Problem is, that conversation needs to happen sooner. The need for it needs to be anticipated. And it needs to happen continually between grad students at the bar, between students and faculty in the seminar room, between advisors and advisees, in informal panels of faculty talking about their work before an audience of grad students. I get that history is often of necessity solitary work, and in my cynicism I am sometimes forced to wonder if faculty aren’t sitting in their ill-lit offices conspiring to replicate the same pain and cycles of procrastination and self-loathing that they endured in the early stages of their careers. Do they see it as some diabolical but necessary rite of passage?
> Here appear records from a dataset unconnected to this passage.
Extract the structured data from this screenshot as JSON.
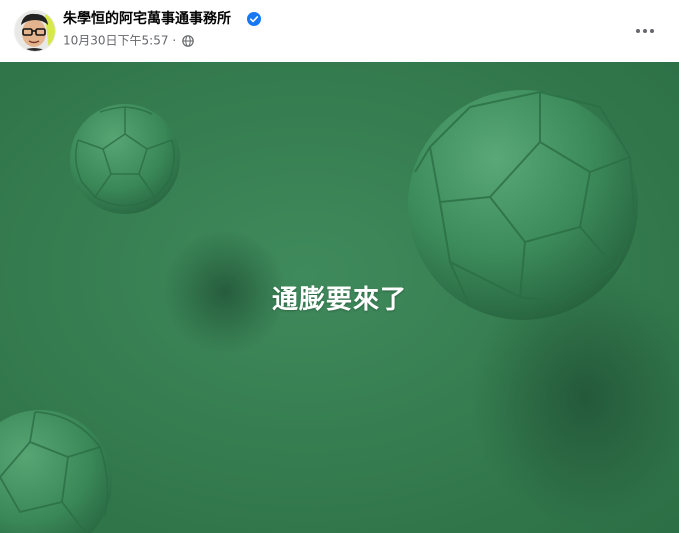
{
  "post": {
    "author": {
      "name": "朱學恒的阿宅萬事通事務所",
      "verified": true,
      "verified_icon": "verified-badge-icon",
      "avatar_icon": "profile-avatar"
    },
    "timestamp": "10月30日下午5:57",
    "separator": "·",
    "audience_icon": "globe-icon",
    "more_icon": "more-options-icon",
    "media": {
      "overlay_text": "通膨要來了",
      "background_color": "#367e51",
      "ball_color": "#3e8d5e"
    }
  },
  "colors": {
    "name_text": "#050505",
    "meta_text": "#65676b",
    "verified_blue": "#1877f2"
  }
}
If they have faced down these same demons in their own work, and spent a career evolving their own process, why does the secret seem as heavily guarded as some of their ideas and sources? Why can’t it be shared, even if just to remind grad students that the problems they face are not new and they’re not unique? It’s not like giving away a secret ingredient to the sauce or surrendering patent rights. Seems to me that is should be about being a part of a collegial group of scholars who make each other better, rather than suffer in isolation and silence.
At the end of the day we motivate ourselves or we don’t. My borderline rant here is not a full shirking of personal responsibility. I can own up to my own shortcomings–there are oh so many. But our graduate programs supposedly seek to provide us with the tools to do the work, and in this sense they often erect a bridge that doesn’t quite reach the other side. We should read the books that revolutionized the field, absolutely we should. But we should also read the modest monographs that make it into print with little fanfare or exposure, but help their authors along to the next stage of their careers. And we should talk to each other about process, about the nuts and bolts, and treat it as a profession that’s a little more about lunch pails than Pulitzer prizes–for the sake of the often fragile psyches of those seeking access to it. Let grad students see their mentors as people with complicated relationships to their own work rather than simply the towering intellects we’re charged with modeling. It’s a lot easier to model someone who is forthcoming about their insecurities.